- _Supplied material_:

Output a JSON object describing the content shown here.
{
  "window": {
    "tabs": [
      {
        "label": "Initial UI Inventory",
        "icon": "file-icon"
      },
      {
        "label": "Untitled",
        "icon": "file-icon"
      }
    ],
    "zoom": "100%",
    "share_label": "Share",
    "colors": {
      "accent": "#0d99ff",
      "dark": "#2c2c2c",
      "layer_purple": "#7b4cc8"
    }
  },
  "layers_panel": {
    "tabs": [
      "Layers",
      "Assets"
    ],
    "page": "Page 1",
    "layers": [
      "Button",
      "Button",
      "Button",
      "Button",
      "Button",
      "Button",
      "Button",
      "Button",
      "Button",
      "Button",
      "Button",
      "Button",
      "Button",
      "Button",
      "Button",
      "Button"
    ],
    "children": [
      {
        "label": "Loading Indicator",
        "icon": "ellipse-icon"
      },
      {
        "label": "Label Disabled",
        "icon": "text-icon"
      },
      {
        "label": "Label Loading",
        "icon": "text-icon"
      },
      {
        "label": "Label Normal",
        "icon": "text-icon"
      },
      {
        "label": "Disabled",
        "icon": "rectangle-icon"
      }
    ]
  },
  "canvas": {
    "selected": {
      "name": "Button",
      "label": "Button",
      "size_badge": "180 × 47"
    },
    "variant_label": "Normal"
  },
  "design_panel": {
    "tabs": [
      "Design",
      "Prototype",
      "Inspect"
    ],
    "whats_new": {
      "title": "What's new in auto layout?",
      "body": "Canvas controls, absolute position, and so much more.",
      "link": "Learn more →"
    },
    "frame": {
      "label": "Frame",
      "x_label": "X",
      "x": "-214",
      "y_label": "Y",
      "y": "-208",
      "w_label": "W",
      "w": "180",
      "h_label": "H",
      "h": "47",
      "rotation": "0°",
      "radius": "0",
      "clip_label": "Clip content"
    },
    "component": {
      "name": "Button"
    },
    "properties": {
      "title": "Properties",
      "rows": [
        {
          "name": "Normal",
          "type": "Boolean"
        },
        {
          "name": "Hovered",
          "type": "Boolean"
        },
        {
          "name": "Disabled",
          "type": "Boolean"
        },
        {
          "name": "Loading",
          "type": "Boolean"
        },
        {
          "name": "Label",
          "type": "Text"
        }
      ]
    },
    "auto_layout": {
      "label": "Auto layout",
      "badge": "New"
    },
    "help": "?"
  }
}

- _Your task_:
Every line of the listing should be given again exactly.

- _Written answer_:
Output a JSON object describing the content shown here.
{
  "window": {
    "tabs": [
      {
        "label": "Initial UI Inventory",
        "icon": "file-icon"
      },
      {
        "label": "Untitled",
        "icon": "file-icon"
      }
    ],
    "zoom": "100%",
    "share_label": "Share",
    "colors": {
      "accent": "#0d99ff",
      "dark": "#2c2c2c",
      "layer_purple": "#7b4cc8"
    }
  },
  "layers_panel": {
    "tabs": [
      "Layers",
      "Assets"
    ],
    "page": "Page 1",
    "layers": [
      "Button",
      "Button",
      "Button",
      "Button",
      "Button",
      "Button",
      "Button",
      "Button",
      "Button",
      "Button",
      "Button",
      "Button",
      "Button",
      "Button",
      "Button",
      "Button"
    ],
    "children": [
      {
        "label": "Loading Indicator",
        "icon": "ellipse-icon"
      },
      {
        "label": "Label Disabled",
        "icon": "text-icon"
      },
      {
        "label": "Label Loading",
        "icon": "text-icon"
      },
      {
        "label": "Label Normal",
        "icon": "text-icon"
      },
      {
        "label": "Disabled",
        "icon": "rectangle-icon"
      }
    ]
  },
  "canvas": {
    "selected": {
      "name": "Button",
      "label": "Button",
      "size_badge": "180 × 47"
    },
    "variant_label": "Normal"
  },
  "design_panel": {
    "tabs": [
      "Design",
      "Prototype",
      "Inspect"
    ],
    "whats_new": {
      "title": "What's new in auto layout?",
      "body": "Canvas controls, absolute position, and so much more.",
      "link": "Learn more →"
    },
    "frame": {
      "label": "Frame",
      "x_label": "X",
      "x": "-214",
      "y_label": "Y",
      "y": "-208",
      "w_label": "W",
      "w": "180",
      "h_label": "H",
      "h": "47",
      "rotation": "0°",
      "radius": "0",
      "clip_label": "Clip content"
    },
    "component": {
      "name": "Button"
    },
    "properties": {
      "title": "Properties",
      "rows": [
        {
          "name": "Normal",
          "type": "Boolean"
        },
        {
          "name": "Hovered",
          "type": "Boolean"
        },
        {
          "name": "Disabled",
          "type": "Boolean"
        },
        {
          "name": "Loading",
          "type": "Boolean"
        },
        {
          "name": "Label",
          "type": "Text"
        }
      ]
    },
    "auto_layout": {
      "label": "Auto layout",
      "badge": "New"
    },
    "help": "?"
  }
}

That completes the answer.